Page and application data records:

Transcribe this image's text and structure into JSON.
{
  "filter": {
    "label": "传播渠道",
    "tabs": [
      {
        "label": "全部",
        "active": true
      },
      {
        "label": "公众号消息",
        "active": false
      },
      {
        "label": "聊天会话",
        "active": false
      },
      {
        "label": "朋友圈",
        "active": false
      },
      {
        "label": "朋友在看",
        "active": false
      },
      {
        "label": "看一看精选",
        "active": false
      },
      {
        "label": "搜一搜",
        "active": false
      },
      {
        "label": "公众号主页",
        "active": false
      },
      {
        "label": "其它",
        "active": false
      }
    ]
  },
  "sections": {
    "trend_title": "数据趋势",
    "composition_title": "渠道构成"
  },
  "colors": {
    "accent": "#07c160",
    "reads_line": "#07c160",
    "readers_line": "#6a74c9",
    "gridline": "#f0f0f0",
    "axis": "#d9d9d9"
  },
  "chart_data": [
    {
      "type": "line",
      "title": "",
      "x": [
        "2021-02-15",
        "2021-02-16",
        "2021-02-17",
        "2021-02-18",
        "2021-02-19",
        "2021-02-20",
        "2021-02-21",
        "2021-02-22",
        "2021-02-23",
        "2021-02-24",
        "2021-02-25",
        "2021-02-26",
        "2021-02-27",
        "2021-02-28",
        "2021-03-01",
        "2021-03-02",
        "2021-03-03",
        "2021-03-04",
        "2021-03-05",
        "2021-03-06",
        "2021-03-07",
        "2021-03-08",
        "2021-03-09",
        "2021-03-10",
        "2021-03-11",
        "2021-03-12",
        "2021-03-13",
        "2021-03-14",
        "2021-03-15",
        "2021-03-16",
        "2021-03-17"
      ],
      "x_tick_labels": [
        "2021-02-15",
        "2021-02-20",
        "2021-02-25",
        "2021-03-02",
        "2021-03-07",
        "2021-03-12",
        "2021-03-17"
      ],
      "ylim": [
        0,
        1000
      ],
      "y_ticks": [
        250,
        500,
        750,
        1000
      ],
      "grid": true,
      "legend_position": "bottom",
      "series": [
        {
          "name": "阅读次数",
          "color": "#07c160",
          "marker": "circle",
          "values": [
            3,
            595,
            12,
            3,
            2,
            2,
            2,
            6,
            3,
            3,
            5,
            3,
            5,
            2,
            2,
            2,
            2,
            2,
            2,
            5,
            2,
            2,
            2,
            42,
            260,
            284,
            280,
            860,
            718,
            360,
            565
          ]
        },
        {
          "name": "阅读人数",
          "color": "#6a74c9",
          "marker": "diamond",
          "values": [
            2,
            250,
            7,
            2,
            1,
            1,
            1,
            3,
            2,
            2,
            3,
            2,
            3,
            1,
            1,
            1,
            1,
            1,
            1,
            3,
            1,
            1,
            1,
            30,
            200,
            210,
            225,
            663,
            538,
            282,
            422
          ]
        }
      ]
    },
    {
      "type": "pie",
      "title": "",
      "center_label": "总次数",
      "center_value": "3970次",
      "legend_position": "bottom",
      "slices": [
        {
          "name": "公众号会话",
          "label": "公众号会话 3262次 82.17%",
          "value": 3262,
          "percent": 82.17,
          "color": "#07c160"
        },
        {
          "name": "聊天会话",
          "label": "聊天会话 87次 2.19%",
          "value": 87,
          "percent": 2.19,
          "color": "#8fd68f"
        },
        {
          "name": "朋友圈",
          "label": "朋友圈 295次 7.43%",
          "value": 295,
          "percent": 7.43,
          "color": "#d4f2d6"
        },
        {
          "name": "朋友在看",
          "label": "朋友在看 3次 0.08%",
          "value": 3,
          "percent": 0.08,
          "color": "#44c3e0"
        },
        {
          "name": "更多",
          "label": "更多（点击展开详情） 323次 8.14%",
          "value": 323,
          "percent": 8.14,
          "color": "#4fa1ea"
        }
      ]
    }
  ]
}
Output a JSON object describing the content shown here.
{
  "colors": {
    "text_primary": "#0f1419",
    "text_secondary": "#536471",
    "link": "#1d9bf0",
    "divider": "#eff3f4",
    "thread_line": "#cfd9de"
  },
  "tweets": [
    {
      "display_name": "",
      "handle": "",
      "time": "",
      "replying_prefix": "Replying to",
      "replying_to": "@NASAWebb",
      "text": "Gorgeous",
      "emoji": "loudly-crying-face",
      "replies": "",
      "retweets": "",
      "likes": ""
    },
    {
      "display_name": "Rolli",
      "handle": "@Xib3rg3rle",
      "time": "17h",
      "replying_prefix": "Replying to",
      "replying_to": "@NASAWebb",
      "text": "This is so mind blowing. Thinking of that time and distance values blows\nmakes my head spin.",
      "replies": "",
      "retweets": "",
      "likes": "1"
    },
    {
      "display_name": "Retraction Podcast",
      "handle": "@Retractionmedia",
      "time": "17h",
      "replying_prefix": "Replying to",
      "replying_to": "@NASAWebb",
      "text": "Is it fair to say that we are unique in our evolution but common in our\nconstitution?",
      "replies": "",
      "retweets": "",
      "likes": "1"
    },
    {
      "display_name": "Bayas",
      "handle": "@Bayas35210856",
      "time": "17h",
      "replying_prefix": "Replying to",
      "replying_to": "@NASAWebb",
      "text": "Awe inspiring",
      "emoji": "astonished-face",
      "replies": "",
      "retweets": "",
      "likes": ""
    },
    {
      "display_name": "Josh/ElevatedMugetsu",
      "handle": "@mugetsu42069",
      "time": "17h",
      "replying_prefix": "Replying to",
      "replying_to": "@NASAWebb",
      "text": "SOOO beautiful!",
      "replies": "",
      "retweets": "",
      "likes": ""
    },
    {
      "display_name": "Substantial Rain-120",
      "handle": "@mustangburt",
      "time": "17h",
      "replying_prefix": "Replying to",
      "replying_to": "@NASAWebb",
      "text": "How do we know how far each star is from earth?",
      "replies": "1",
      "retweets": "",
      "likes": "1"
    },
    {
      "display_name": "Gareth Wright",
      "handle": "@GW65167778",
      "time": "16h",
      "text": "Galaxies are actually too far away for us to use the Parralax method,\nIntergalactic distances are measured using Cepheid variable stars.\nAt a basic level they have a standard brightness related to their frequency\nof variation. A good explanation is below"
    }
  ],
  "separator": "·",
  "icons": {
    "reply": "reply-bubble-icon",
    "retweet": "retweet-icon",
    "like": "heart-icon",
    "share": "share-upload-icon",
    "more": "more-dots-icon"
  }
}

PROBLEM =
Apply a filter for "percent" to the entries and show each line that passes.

REPLY TO THE TASK =
          "percent": 82.17,
          "percent": 2.19,
          "percent": 7.43,
          "percent": 0.08,
          "percent": 8.14,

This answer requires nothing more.